One of the most impressive demos at the show involved the way this new tablet works with the Pre3 seamlessly.  Our demo rep pulled up a popular recipe website on the Touchpad, selecting a recipe for dinner that night.  Touching a paired Pre3 to the home button of the Touchpad created a slick ripple effect across the screen.  The web browser of the Pre3 opened and began loading the page on the Touchpad's screen, all via a single touch.  The representative also demonstrated that text messages and phone calls coming in from that paired device would also show on the Touchpad screen.  Responding to a text message no longer needs to be done on the tiny phone keyboard, but can be done from the TouchPad itself.

The notifications system has changed somewhat for the Touchpad - instead of the familiar bottom notifications that could be swiped away with the handheld WebOS devices, the Touchpad features a notification that scrolls across the top bar of the screen, and then tucks itself away in a notification icon that can be tapped to display all pending notifications.  It is a VERY slick interface, even though it does move away from the WebOS notification model we've all come to love.  The Touchpad is also not sporting a gesture area.  At first, that decision puzzled me, but after seeing it in action, our swipe gestures - which make so much sense on the handhelds - wouldn't work quite as well on the much larger Touchpad.

Overall, this is a very slick looking team of devices coming out of HP.

Wednesday, February 9, 2011

Well, this is interesting.

I wonder, is there some kind of event going on here.  Seems like something I might be interested in.  I've been meandering around San Francisco all day now, taking pictures and enjoying the sights, but I think this is something I'm really interested in.........

0:55 minutes to go.

Holed up at a Starbucks.

Trying to recover from lunch (McDonalds, totally local San Francisco cuisine) before I hike back up the hill toward Fort Mason.  I ordered something.....I thought they sold coffee here.  This has ice in it and no sugar.  The only sugar I could find in the entire store doesn't dissolve - sugar in the raw is delicious, but I'm chewing my not-hot coffee drink I can't pronounce or identify.  Crunchy.

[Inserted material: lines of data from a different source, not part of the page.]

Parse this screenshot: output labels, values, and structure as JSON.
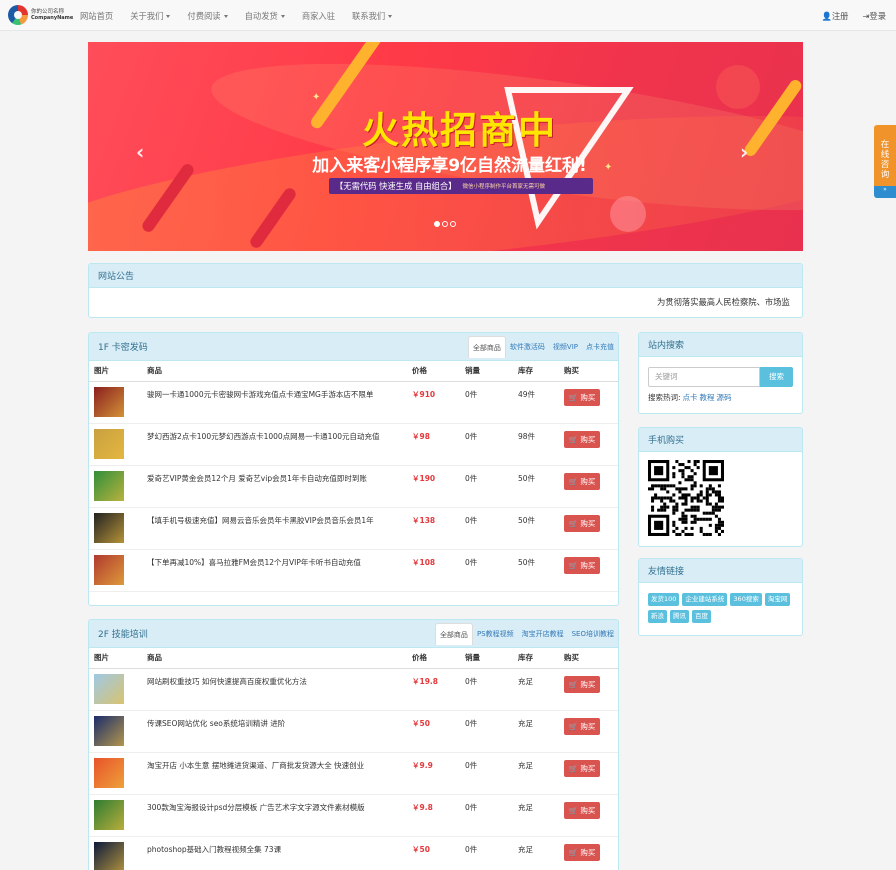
{
  "brand": {
    "name_cn": "你的公司名称",
    "name_en": "CompanyName"
  },
  "nav": {
    "items": [
      {
        "label": "网站首页",
        "dropdown": false
      },
      {
        "label": "关于我们",
        "dropdown": true
      },
      {
        "label": "付费阅读",
        "dropdown": true
      },
      {
        "label": "自动发货",
        "dropdown": true
      },
      {
        "label": "商家入驻",
        "dropdown": false
      },
      {
        "label": "联系我们",
        "dropdown": true
      }
    ],
    "register": "注册",
    "login": "登录"
  },
  "banner": {
    "title": "火热招商中",
    "subtitle": "加入来客小程序享9亿自然流量红利!",
    "pill_main": "【无需代码  快速生成  自由组合】",
    "pill_note": "微信小程序制作平台首家无需可做",
    "prev": "‹",
    "next": "›",
    "slides": 3,
    "active_slide": 0
  },
  "float": {
    "consult": [
      "在",
      "线",
      "咨",
      "询"
    ],
    "tab": "»"
  },
  "notice": {
    "title": "网站公告",
    "text": "为贯彻落实最高人民检察院、市场监"
  },
  "section1": {
    "title": "1F 卡密发码",
    "tabs": [
      "全部商品",
      "软件激活码",
      "视频VIP",
      "点卡充值"
    ],
    "headers": {
      "pic": "图片",
      "name": "商品",
      "price": "价格",
      "sales": "销量",
      "stock": "库存",
      "buy": "购买"
    },
    "rows": [
      {
        "name": "骏网一卡通1000元卡密骏网卡游戏充值点卡通宝MG手游本店不限单",
        "price": "￥910",
        "sales": "0件",
        "stock": "49件",
        "buy": "购买",
        "thumb": "#8a1f1f"
      },
      {
        "name": "梦幻西游2点卡100元梦幻西游点卡1000点网易一卡通100元自动充值",
        "price": "￥98",
        "sales": "0件",
        "stock": "98件",
        "buy": "购买",
        "thumb": "#c8a040"
      },
      {
        "name": "爱奇艺VIP黄金会员12个月 爱奇艺vip会员1年卡自动充值即时到账",
        "price": "￥190",
        "sales": "0件",
        "stock": "50件",
        "buy": "购买",
        "thumb": "#2f8f3a"
      },
      {
        "name": "【填手机号极速充值】网易云音乐会员年卡黑胶VIP会员音乐会员1年",
        "price": "￥138",
        "sales": "0件",
        "stock": "50件",
        "buy": "购买",
        "thumb": "#222222"
      },
      {
        "name": "【下单再减10%】喜马拉雅FM会员12个月VIP年卡听书自动充值",
        "price": "￥108",
        "sales": "0件",
        "stock": "50件",
        "buy": "购买",
        "thumb": "#b03a2e"
      }
    ]
  },
  "section2": {
    "title": "2F 技能培训",
    "tabs": [
      "全部商品",
      "PS教程视频",
      "淘宝开店教程",
      "SEO培训教程"
    ],
    "headers": {
      "pic": "图片",
      "name": "商品",
      "price": "价格",
      "sales": "销量",
      "stock": "库存",
      "buy": "购买"
    },
    "rows": [
      {
        "name": "网站刷权重技巧 如何快速提高百度权重优化方法",
        "price": "￥19.8",
        "sales": "0件",
        "stock": "充足",
        "buy": "购买",
        "thumb": "#9ec9e6"
      },
      {
        "name": "传课SEO网站优化 seo系统培训精讲 进阶",
        "price": "￥50",
        "sales": "0件",
        "stock": "充足",
        "buy": "购买",
        "thumb": "#1a2d6b"
      },
      {
        "name": "淘宝开店 小本生意 摆地摊进货渠道、厂商批发货源大全 快速创业",
        "price": "￥9.9",
        "sales": "0件",
        "stock": "充足",
        "buy": "购买",
        "thumb": "#e8532a"
      },
      {
        "name": "300款淘宝海报设计psd分层模板 广告艺术字文字源文件素材模版",
        "price": "￥9.8",
        "sales": "0件",
        "stock": "充足",
        "buy": "购买",
        "thumb": "#2e7d32"
      },
      {
        "name": "photoshop基础入门教程视频全集 73课",
        "price": "￥50",
        "sales": "0件",
        "stock": "充足",
        "buy": "购买",
        "thumb": "#0d1b3a"
      }
    ]
  },
  "sidebar": {
    "search_title": "站内搜索",
    "search_placeholder": "关键词",
    "search_button": "搜索",
    "hot_label": "搜索热词:",
    "hot_words": [
      "点卡",
      "教程",
      "源码"
    ],
    "mobile_title": "手机购买",
    "links_title": "友情链接",
    "links": [
      "发货100",
      "企业建站系统",
      "360搜索",
      "淘宝网",
      "新浪",
      "腾讯",
      "百度"
    ]
  }
}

Anyway, Photo dump time.


Final decent into SFO.

I like these trees for some reason.

That's a street?  My god.

And a thousand parking brakes cried out.

Is that what I think it is?

YES!  Take that, Wawa.

Over a decade of avoiding planes.....

Beautiful sunrise.
Almost time to board.

Tuesday, February 8, 2011

San Francisco, here I come.

I'm headed to San Francisco to check out some interesting WebOS news coming from HP/Palm.  Stay tuned here for updates.  Here's hoping the warmer weather won't convince me to stay.